by Susan E. Mazer, Ph.D.
Published in the American Society of Landscape Architects newsletter, August 2010
Without a doubt, nature demonstrates itself most stunningly in the complexities and depth of its landscapes. Whether rolling hills, the outlines of tall Ponderosa Pines, the mountains of the Sierra Nevada or the deserts of Jordan and the beaches of the Mediterranean—each offers its own model of beauty, aesthetic profile, and palette of changeable colors.
Then there are the “landscapes” of a hospital room that offer only the views afforded by the patient’s acuity in determining what is accessible. Years ago, when I was first beginning to work in healthcare design, I put my head on the pillow of an empty ICU bed, closed my eyes, and then opened them to see what was directly in the line of sight. There was a wall with a clock on it, a television monitor, and, if I looked further down, a stainless steel canister that had a skull and crossbones on it and words in bold red stating: “Danger!! Contaminated needles!!” The one picture to my left was at an angle such that my peripheral vision could barely see it. No hills or valleys, streams or rivers, green pastures or walkways.

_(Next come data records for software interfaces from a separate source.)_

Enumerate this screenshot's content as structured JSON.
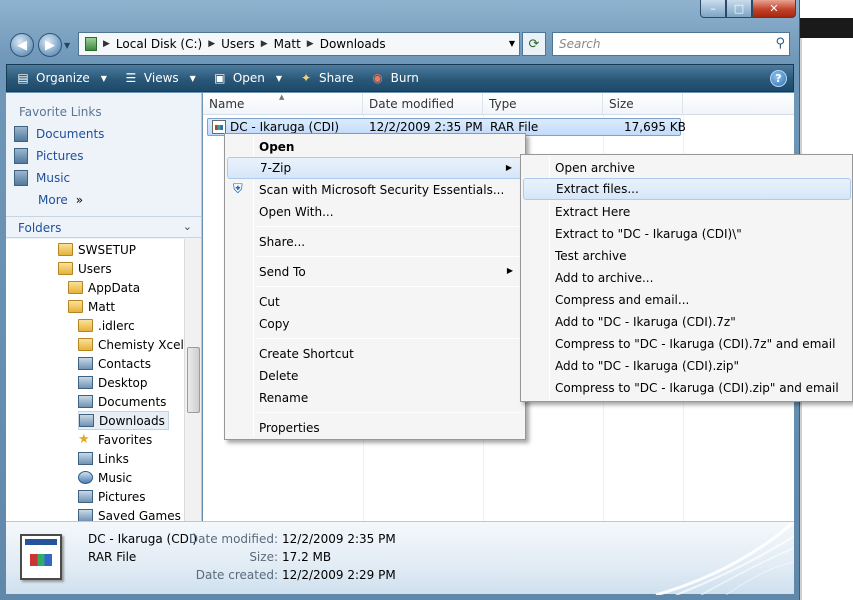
{
  "window": {
    "caption_buttons": [
      "–",
      "□",
      "✕"
    ]
  },
  "address_bar": {
    "crumbs": [
      "Local Disk (C:)",
      "Users",
      "Matt",
      "Downloads"
    ],
    "search_placeholder": "Search"
  },
  "toolbar": {
    "items": [
      {
        "label": "Organize",
        "icon": "organize-icon",
        "dropdown": true
      },
      {
        "label": "Views",
        "icon": "views-icon",
        "dropdown": true
      },
      {
        "label": "Open",
        "icon": "open-icon",
        "dropdown": true
      },
      {
        "label": "Share",
        "icon": "share-icon",
        "dropdown": false
      },
      {
        "label": "Burn",
        "icon": "burn-icon",
        "dropdown": false
      }
    ],
    "help": "?"
  },
  "nav_pane": {
    "favorite_links_header": "Favorite Links",
    "favorites": [
      "Documents",
      "Pictures",
      "Music"
    ],
    "more": "More",
    "folders_header": "Folders",
    "tree": [
      {
        "label": "SWSETUP",
        "icon": "folder"
      },
      {
        "label": "Users",
        "icon": "folder"
      },
      {
        "label": "AppData",
        "icon": "folder"
      },
      {
        "label": "Matt",
        "icon": "folder"
      },
      {
        "label": ".idlerc",
        "icon": "folder"
      },
      {
        "label": "Chemisty Xcel E",
        "icon": "folder"
      },
      {
        "label": "Contacts",
        "icon": "sys"
      },
      {
        "label": "Desktop",
        "icon": "sys"
      },
      {
        "label": "Documents",
        "icon": "sys"
      },
      {
        "label": "Downloads",
        "icon": "sys",
        "selected": true
      },
      {
        "label": "Favorites",
        "icon": "star"
      },
      {
        "label": "Links",
        "icon": "sys"
      },
      {
        "label": "Music",
        "icon": "music"
      },
      {
        "label": "Pictures",
        "icon": "sys"
      },
      {
        "label": "Saved Games",
        "icon": "sys"
      }
    ]
  },
  "file_list": {
    "columns": [
      "Name",
      "Date modified",
      "Type",
      "Size"
    ],
    "rows": [
      {
        "name": "DC - Ikaruga (CDI)",
        "date": "12/2/2009 2:35 PM",
        "type": "RAR File",
        "size": "17,695 KB"
      }
    ]
  },
  "context_menu": {
    "items": [
      {
        "label": "Open",
        "bold": true
      },
      {
        "label": "7-Zip",
        "submenu": true,
        "highlighted": true
      },
      {
        "label": "Scan with Microsoft Security Essentials...",
        "icon": "security-essentials-icon"
      },
      {
        "label": "Open With..."
      },
      {
        "label": "Share..."
      },
      {
        "label": "Send To",
        "submenu": true
      },
      {
        "label": "Cut"
      },
      {
        "label": "Copy"
      },
      {
        "label": "Create Shortcut"
      },
      {
        "label": "Delete"
      },
      {
        "label": "Rename"
      },
      {
        "label": "Properties"
      }
    ]
  },
  "submenu_7zip": {
    "items": [
      "Open archive",
      "Extract files...",
      "Extract Here",
      "Extract to \"DC - Ikaruga (CDI)\\\"",
      "Test archive",
      "Add to archive...",
      "Compress and email...",
      "Add to \"DC - Ikaruga (CDI).7z\"",
      "Compress to \"DC - Ikaruga (CDI).7z\" and email",
      "Add to \"DC - Ikaruga (CDI).zip\"",
      "Compress to \"DC - Ikaruga (CDI).zip\" and email"
    ],
    "highlighted_index": 1
  },
  "details_pane": {
    "name": "DC - Ikaruga (CDI)",
    "type": "RAR File",
    "date_modified_label": "Date modified:",
    "date_modified": "12/2/2009 2:35 PM",
    "size_label": "Size:",
    "size": "17.2 MB",
    "date_created_label": "Date created:",
    "date_created": "12/2/2009 2:29 PM"
  }
}
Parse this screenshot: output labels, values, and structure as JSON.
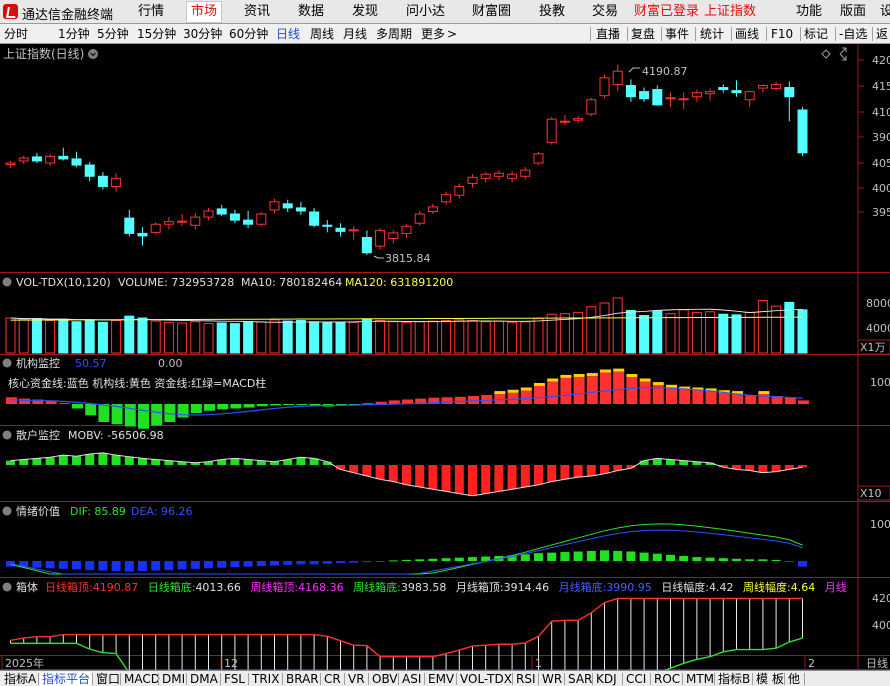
{
  "menubar": {
    "app_title": "通达信金融终端",
    "items": [
      "行情",
      "市场",
      "资讯",
      "数据",
      "发现",
      "问小达",
      "财富圈",
      "投教",
      "交易"
    ],
    "active_index": 1,
    "login_status": "财富已登录",
    "current_index": "上证指数",
    "right_items": [
      "功能",
      "版面",
      "设"
    ]
  },
  "periodbar": {
    "periods": [
      "分时",
      "1分钟",
      "5分钟",
      "15分钟",
      "30分钟",
      "60分钟",
      "日线",
      "周线",
      "月线",
      "多周期",
      "更多"
    ],
    "active_period": "日线",
    "more_arrow": ">",
    "tools": [
      "直播",
      "复盘",
      "事件",
      "统计",
      "画线",
      "F10",
      "标记",
      "-自选",
      "返"
    ]
  },
  "main": {
    "title": "上证指数(日线)",
    "y_ticks": [
      "420",
      "415",
      "410",
      "405",
      "400",
      "395",
      "390"
    ],
    "high_label": "4190.87",
    "low_label": "3815.84"
  },
  "vol": {
    "name": "VOL-TDX(10,120)",
    "volume": "VOLUME: 732953728",
    "ma10": "MA10: 780182464",
    "ma120": "MA120: 631891200",
    "y_ticks": [
      "8000",
      "4000"
    ],
    "unit": "X1万"
  },
  "inst": {
    "name": "机构监控",
    "v1": "50.57",
    "v2": "0.00",
    "legend": "核心资金线:蓝色 机构线:黄色 资金线:红绿=MACD柱",
    "y_tick": "100"
  },
  "retail": {
    "name": "散户监控",
    "mobv": "MOBV: -56506.98",
    "unit": "X10"
  },
  "emotion": {
    "name": "情绪价值",
    "dif": "DIF: 85.89",
    "dea": "DEA: 96.26",
    "y_tick": "100"
  },
  "box": {
    "name": "箱体",
    "parts": [
      {
        "label": "日线箱顶:",
        "value": "4190.87",
        "color": "#ff3030"
      },
      {
        "label": "日线箱底:",
        "value": "4013.66",
        "color": "#30e030"
      },
      {
        "label": "周线箱顶:",
        "value": "4168.36",
        "color": "#ff30ff"
      },
      {
        "label": "周线箱底:",
        "value": "3983.58",
        "color": "#30e030"
      },
      {
        "label": "月线箱顶:",
        "value": "3914.46",
        "color": "#e0e0e0"
      },
      {
        "label": "月线箱底:",
        "value": "3990.95",
        "color": "#4060ff"
      },
      {
        "label": "日线幅度:",
        "value": "4.42",
        "color": "#e0e0e0"
      },
      {
        "label": "周线幅度:",
        "value": "4.64",
        "color": "#ffff40"
      },
      {
        "label": "月线",
        "value": "",
        "color": "#ff30ff"
      }
    ],
    "y_ticks": [
      "420",
      "400"
    ]
  },
  "x_axis": {
    "labels": [
      "2025年",
      "12",
      "1",
      "2"
    ],
    "right_label": "日线"
  },
  "tabbar": {
    "tabs": [
      "指标A",
      "指标平台",
      "窗口",
      "MACD",
      "DMI",
      "DMA",
      "FSL",
      "TRIX",
      "BRAR",
      "CR",
      "VR",
      "OBV",
      "ASI",
      "EMV",
      "VOL-TDX",
      "RSI",
      "WR",
      "SAR",
      "KDJ",
      "CCI",
      "ROC",
      "MTM",
      "指标B",
      "模 板",
      "他"
    ],
    "active_tab": "指标平台"
  },
  "colors": {
    "up": "#ff3232",
    "down": "#54ffff",
    "panel_border": "#a01818",
    "ma": "#e8e8e8",
    "ma120": "#ffff50"
  },
  "chart_data": {
    "type": "candlestick",
    "title": "上证指数(日线)",
    "x_labels": [
      "2025年",
      "12",
      "1",
      "2"
    ],
    "ohlc": [
      [
        3995,
        4002,
        3988,
        3998
      ],
      [
        4002,
        4012,
        3996,
        4008
      ],
      [
        4010,
        4018,
        3998,
        4002
      ],
      [
        3998,
        4016,
        3992,
        4011
      ],
      [
        4011,
        4028,
        4003,
        4006
      ],
      [
        4006,
        4020,
        3990,
        3994
      ],
      [
        3994,
        4000,
        3962,
        3972
      ],
      [
        3972,
        3980,
        3946,
        3952
      ],
      [
        3952,
        3978,
        3942,
        3968
      ],
      [
        3890,
        3906,
        3854,
        3860
      ],
      [
        3860,
        3872,
        3836,
        3855
      ],
      [
        3862,
        3882,
        3858,
        3878
      ],
      [
        3878,
        3892,
        3868,
        3883
      ],
      [
        3882,
        3898,
        3874,
        3884
      ],
      [
        3876,
        3900,
        3868,
        3892
      ],
      [
        3892,
        3910,
        3886,
        3904
      ],
      [
        3908,
        3916,
        3894,
        3898
      ],
      [
        3898,
        3906,
        3880,
        3886
      ],
      [
        3886,
        3904,
        3870,
        3878
      ],
      [
        3878,
        3902,
        3874,
        3898
      ],
      [
        3906,
        3928,
        3900,
        3922
      ],
      [
        3918,
        3926,
        3902,
        3910
      ],
      [
        3910,
        3922,
        3896,
        3904
      ],
      [
        3902,
        3910,
        3872,
        3876
      ],
      [
        3876,
        3886,
        3862,
        3874
      ],
      [
        3870,
        3880,
        3854,
        3864
      ],
      [
        3865,
        3874,
        3848,
        3867
      ],
      [
        3852,
        3866,
        3818,
        3822
      ],
      [
        3835,
        3870,
        3828,
        3866
      ],
      [
        3850,
        3866,
        3840,
        3861
      ],
      [
        3860,
        3878,
        3852,
        3874
      ],
      [
        3880,
        3904,
        3876,
        3898
      ],
      [
        3903,
        3918,
        3898,
        3912
      ],
      [
        3922,
        3942,
        3916,
        3936
      ],
      [
        3935,
        3958,
        3928,
        3952
      ],
      [
        3958,
        3976,
        3950,
        3970
      ],
      [
        3968,
        3980,
        3960,
        3976
      ],
      [
        3972,
        3984,
        3964,
        3978
      ],
      [
        3968,
        3982,
        3960,
        3976
      ],
      [
        3972,
        3990,
        3966,
        3984
      ],
      [
        3998,
        4020,
        3994,
        4016
      ],
      [
        4038,
        4088,
        4034,
        4084
      ],
      [
        4078,
        4092,
        4072,
        4080
      ],
      [
        4082,
        4090,
        4076,
        4085
      ],
      [
        4094,
        4126,
        4090,
        4122
      ],
      [
        4130,
        4172,
        4125,
        4165
      ],
      [
        4152,
        4191,
        4140,
        4178
      ],
      [
        4150,
        4162,
        4118,
        4128
      ],
      [
        4138,
        4146,
        4118,
        4124
      ],
      [
        4142,
        4150,
        4110,
        4112
      ],
      [
        4124,
        4136,
        4108,
        4126
      ],
      [
        4122,
        4136,
        4104,
        4124
      ],
      [
        4128,
        4142,
        4118,
        4136
      ],
      [
        4134,
        4144,
        4120,
        4138
      ],
      [
        4146,
        4152,
        4136,
        4142
      ],
      [
        4140,
        4160,
        4128,
        4136
      ],
      [
        4122,
        4140,
        4108,
        4138
      ],
      [
        4145,
        4152,
        4136,
        4150
      ],
      [
        4144,
        4158,
        4140,
        4152
      ],
      [
        4146,
        4158,
        4080,
        4128
      ],
      [
        4102,
        4108,
        4012,
        4018
      ]
    ],
    "ma_line": [
      4000,
      4003,
      4006,
      4005,
      4006,
      4002,
      3995,
      3985,
      3975,
      3958,
      3940,
      3926,
      3915,
      3904,
      3896,
      3894,
      3895,
      3894,
      3892,
      3891,
      3893,
      3895,
      3895,
      3893,
      3889,
      3884,
      3879,
      3870,
      3866,
      3864,
      3866,
      3870,
      3876,
      3884,
      3893,
      3904,
      3914,
      3924,
      3933,
      3943,
      3956,
      3974,
      3988,
      4003,
      4020,
      4042,
      4062,
      4080,
      4092,
      4102,
      4112,
      4118,
      4124,
      4128,
      4132,
      4134,
      4135,
      4137,
      4138,
      4138,
      4130
    ],
    "volume": [
      5600,
      5400,
      5500,
      5200,
      5400,
      5000,
      5300,
      4900,
      5200,
      5900,
      5600,
      5100,
      4900,
      4800,
      5000,
      4700,
      4800,
      4700,
      4900,
      5000,
      5300,
      5100,
      5200,
      5000,
      4900,
      4800,
      4900,
      5400,
      5200,
      5000,
      4900,
      5000,
      5100,
      5200,
      5300,
      5200,
      5000,
      5100,
      4900,
      5000,
      5500,
      6200,
      6300,
      6500,
      7400,
      8000,
      8800,
      6800,
      6000,
      6700,
      6300,
      6900,
      6500,
      6600,
      6200,
      6100,
      6500,
      8400,
      7500,
      8100,
      6900
    ],
    "inst_macd": [
      15,
      12,
      10,
      8,
      2,
      -10,
      -25,
      -40,
      -45,
      -50,
      -55,
      -48,
      -40,
      -30,
      -20,
      -15,
      -12,
      -10,
      -8,
      -5,
      -3,
      -2,
      -1,
      -5,
      -6,
      -3,
      -2,
      2,
      5,
      8,
      10,
      12,
      14,
      15,
      16,
      18,
      20,
      22,
      25,
      30,
      40,
      50,
      58,
      60,
      62,
      70,
      72,
      60,
      50,
      42,
      36,
      32,
      30,
      28,
      24,
      22,
      20,
      22,
      18,
      15,
      8
    ],
    "retail_mobv": [
      8,
      10,
      12,
      14,
      18,
      16,
      20,
      22,
      18,
      15,
      12,
      10,
      8,
      6,
      4,
      6,
      10,
      12,
      10,
      8,
      6,
      10,
      14,
      12,
      6,
      -8,
      -14,
      -20,
      -26,
      -30,
      -36,
      -40,
      -44,
      -48,
      -52,
      -56,
      -52,
      -48,
      -44,
      -40,
      -36,
      -30,
      -26,
      -22,
      -20,
      -16,
      -10,
      -6,
      8,
      12,
      10,
      8,
      6,
      4,
      -4,
      -8,
      -10,
      -14,
      -12,
      -8,
      -4
    ],
    "emotion_macd": [
      -20,
      -22,
      -24,
      -26,
      -28,
      -30,
      -32,
      -34,
      -36,
      -38,
      -36,
      -34,
      -32,
      -30,
      -28,
      -26,
      -24,
      -22,
      -20,
      -18,
      -16,
      -14,
      -12,
      -12,
      -10,
      -8,
      -6,
      -4,
      -2,
      2,
      4,
      6,
      8,
      10,
      12,
      14,
      16,
      18,
      20,
      24,
      28,
      30,
      32,
      34,
      36,
      38,
      36,
      34,
      30,
      26,
      22,
      18,
      14,
      12,
      10,
      8,
      6,
      6,
      4,
      -2,
      -20
    ]
  }
}
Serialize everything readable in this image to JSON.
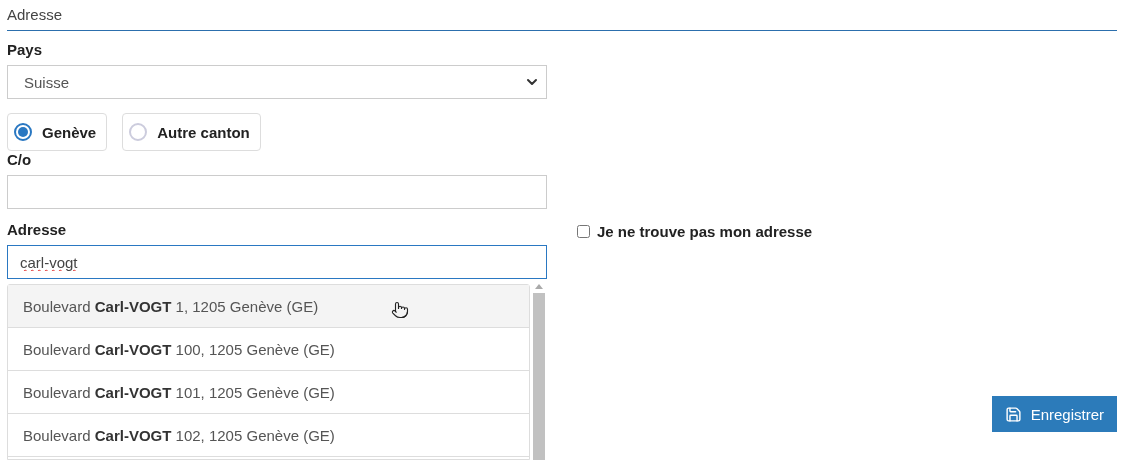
{
  "section_title": "Adresse",
  "country": {
    "label": "Pays",
    "value": "Suisse"
  },
  "canton_options": [
    {
      "label": "Genève",
      "selected": true
    },
    {
      "label": "Autre canton",
      "selected": false
    }
  ],
  "care_of": {
    "label": "C/o"
  },
  "address": {
    "label": "Adresse",
    "value": "carl-vogt",
    "suggestions": [
      {
        "text": "Boulevard **Carl-VOGT** 1, 1205 Genève (GE)",
        "highlighted": true
      },
      {
        "text": "Boulevard **Carl-VOGT** 100, 1205 Genève (GE)",
        "highlighted": false
      },
      {
        "text": "Boulevard **Carl-VOGT** 101, 1205 Genève (GE)",
        "highlighted": false
      },
      {
        "text": "Boulevard **Carl-VOGT** 102, 1205 Genève (GE)",
        "highlighted": false
      }
    ]
  },
  "not_found": {
    "label": "Je ne trouve pas mon adresse",
    "checked": false
  },
  "save_button": "Enregistrer"
}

The world of landscape architecture is one of great depth and diversity. And, while one thinks of landscapes as being outdoor environments, in contemporary built environments, nature has moved indoors. Further, with the substantial studies that have considered the role of nature in recovery, the move toward providing healing gardens for patients and families has grown.